What’s different is of course the inflated stuff; the hopeless arrogance around; the money. It has me turning in my own grave many years (I hope) in advance of my actual death and from the rattling down our street I sense I’m not alone in this. Boom boom.

I don’t want to be this way; it’s just… those diamond ear-thingies; an’ those jaunty caps and hats and… all that designer attitude; getting in the way of the football. To the point where actual kicking and heading cannot be understood as clean sport, independent of depressingly ego-polluted dross. Rarely does the gaining of a profile seem to come at such a cost – so many players simply seeming heartless in their privately estated unlove for the game.

There are times when many of us just simply can’t get in or get past that modern cynicism, that duff play-acting; or no longer want to. Because we just don’t get that in any game the objective appears to be to pretend something diabolical just happened… or get some other bloke sent off… or con the ref… or actually (unbelievably) as a forward player be far more interested in penalties than in scoring? (That one really does my head in.)

I know not all players are eating up the soul of the game all the time but few are entirely blameless or immune to the pervasive mind-blowing insensitivity regarding their own luck, their good fortune… and therefore their responsibility. That as much as anything sets them apart from us.
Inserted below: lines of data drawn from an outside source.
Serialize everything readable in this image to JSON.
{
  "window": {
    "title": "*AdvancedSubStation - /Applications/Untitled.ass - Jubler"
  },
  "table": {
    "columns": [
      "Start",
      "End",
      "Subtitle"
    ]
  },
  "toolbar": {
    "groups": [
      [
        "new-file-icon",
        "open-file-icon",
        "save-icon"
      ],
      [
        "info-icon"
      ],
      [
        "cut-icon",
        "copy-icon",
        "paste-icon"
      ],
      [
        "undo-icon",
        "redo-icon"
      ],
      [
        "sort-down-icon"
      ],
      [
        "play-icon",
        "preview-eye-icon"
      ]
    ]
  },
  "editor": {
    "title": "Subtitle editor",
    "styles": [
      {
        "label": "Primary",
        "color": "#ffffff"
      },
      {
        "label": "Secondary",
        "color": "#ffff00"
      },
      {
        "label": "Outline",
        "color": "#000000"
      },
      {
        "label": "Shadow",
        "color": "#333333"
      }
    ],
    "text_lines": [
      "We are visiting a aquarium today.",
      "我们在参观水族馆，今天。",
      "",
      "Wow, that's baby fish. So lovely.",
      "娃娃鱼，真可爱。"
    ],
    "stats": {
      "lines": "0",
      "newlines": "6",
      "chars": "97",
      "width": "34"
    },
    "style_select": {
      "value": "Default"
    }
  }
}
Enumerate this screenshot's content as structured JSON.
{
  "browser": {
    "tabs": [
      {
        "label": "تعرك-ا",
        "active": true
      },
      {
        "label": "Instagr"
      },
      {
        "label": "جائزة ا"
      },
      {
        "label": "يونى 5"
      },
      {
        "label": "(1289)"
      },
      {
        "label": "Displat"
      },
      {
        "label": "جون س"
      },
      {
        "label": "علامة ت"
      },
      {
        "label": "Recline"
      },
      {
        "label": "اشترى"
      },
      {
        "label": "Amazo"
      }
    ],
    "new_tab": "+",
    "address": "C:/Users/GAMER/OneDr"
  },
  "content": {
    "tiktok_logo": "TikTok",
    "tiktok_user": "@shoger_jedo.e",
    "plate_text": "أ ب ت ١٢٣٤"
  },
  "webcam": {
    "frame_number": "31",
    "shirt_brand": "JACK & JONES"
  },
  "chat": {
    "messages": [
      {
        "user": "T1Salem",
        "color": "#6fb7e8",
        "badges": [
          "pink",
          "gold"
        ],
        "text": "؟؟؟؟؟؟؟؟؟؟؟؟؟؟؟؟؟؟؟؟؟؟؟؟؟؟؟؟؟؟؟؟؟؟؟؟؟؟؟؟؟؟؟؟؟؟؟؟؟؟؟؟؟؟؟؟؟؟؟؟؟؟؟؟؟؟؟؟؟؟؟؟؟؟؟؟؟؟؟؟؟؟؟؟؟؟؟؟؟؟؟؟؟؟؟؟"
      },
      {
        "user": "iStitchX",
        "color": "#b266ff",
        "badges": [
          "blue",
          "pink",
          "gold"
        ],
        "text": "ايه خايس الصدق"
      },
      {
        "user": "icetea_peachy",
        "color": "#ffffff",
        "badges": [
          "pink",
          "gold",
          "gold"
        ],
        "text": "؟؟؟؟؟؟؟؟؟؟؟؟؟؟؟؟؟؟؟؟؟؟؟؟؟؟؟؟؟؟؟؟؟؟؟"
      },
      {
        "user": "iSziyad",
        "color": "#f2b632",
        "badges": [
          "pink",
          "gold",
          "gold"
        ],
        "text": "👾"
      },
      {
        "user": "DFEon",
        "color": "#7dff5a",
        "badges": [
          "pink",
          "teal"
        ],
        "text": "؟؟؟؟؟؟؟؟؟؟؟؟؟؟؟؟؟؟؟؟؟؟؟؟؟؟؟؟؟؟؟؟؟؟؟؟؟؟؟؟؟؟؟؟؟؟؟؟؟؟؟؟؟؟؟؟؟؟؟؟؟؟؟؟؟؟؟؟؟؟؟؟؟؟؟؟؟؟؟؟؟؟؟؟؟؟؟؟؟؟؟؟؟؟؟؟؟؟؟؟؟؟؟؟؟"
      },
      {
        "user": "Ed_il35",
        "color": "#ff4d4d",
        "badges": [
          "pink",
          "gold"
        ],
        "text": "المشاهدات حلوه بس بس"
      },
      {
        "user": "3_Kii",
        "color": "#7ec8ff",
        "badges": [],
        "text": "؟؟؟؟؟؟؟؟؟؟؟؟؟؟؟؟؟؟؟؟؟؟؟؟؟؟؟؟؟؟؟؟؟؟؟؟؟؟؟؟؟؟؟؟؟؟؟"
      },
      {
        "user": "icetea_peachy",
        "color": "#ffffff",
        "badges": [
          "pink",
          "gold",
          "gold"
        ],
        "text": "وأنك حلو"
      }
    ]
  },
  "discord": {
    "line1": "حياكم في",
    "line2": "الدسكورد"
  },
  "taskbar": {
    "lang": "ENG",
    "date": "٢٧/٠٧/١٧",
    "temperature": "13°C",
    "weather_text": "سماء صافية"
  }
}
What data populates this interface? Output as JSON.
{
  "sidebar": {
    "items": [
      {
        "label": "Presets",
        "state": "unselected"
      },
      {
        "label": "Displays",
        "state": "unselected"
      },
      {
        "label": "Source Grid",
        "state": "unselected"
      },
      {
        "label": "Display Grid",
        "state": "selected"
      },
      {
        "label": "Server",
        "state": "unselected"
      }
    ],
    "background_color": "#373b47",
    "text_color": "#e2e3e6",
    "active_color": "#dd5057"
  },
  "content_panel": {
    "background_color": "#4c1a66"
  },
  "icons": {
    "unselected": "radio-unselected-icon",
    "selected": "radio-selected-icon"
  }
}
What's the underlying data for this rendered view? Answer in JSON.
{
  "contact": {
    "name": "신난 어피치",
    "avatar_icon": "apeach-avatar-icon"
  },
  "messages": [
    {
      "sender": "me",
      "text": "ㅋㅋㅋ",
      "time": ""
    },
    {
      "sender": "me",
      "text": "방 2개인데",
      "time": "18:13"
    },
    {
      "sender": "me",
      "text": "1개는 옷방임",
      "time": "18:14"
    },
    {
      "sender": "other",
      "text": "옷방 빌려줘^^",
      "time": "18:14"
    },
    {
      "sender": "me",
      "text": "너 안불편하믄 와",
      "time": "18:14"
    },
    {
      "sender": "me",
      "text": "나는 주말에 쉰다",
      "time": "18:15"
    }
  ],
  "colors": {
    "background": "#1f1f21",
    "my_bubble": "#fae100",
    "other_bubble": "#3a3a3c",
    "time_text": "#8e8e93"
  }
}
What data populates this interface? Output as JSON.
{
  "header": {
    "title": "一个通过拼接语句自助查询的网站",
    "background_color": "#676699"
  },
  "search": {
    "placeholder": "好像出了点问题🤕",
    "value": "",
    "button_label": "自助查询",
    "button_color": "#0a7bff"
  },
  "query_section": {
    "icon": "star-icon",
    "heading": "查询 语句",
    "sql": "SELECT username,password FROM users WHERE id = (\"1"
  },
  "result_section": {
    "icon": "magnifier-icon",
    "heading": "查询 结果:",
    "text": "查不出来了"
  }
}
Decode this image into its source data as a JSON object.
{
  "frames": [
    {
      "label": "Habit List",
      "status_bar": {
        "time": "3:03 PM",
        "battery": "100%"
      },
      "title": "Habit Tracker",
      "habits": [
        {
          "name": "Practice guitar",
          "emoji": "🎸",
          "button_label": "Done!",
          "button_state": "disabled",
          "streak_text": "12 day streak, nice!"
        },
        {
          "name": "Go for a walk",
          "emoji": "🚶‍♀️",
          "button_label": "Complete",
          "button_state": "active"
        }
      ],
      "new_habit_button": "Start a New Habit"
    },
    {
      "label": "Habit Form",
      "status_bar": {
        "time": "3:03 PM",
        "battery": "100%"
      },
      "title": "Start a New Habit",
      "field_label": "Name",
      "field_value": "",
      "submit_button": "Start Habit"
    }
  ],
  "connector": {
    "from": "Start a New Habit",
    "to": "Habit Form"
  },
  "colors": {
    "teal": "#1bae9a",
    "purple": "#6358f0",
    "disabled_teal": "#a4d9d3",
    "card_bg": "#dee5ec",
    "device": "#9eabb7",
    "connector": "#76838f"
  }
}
So I can think of coupla fellahs who would be offended by this latterday, allegedly Premiership stuff. But they had a particular kind of genius carrying them through; one not perhaps kicking around quite so freely on the scuffed streets of Prestbury, or coached at Lilleshall, or espoused convincingly enough elsewhere. Something to do with natural honesty being expressed through sport; which we know can happen; which can actually be – in the hackneyed vernacular? – a great joy.

So let’s take a deep breath come kick-off and throw our caps gleefully in the air. And listen for that unquenched spirit and watch for that moment of brilliance and try not to get diverted by anything. Because this could be a really brilliant derby. Couldn’t it?

Footie-family-note; just spoke to a touchingly proud and stirred mother. Wanted to add that one of many extraordinary footietales the Mighty Vic played some role in goes as follows. After retiring hurt from the game, he skippered Grimsby Police in the hugely competitive National Police Cup. They won it, at home (Blundell Park) in front of 23,000 supporters!

Wonder how the burglary figures were in Fishtown that day?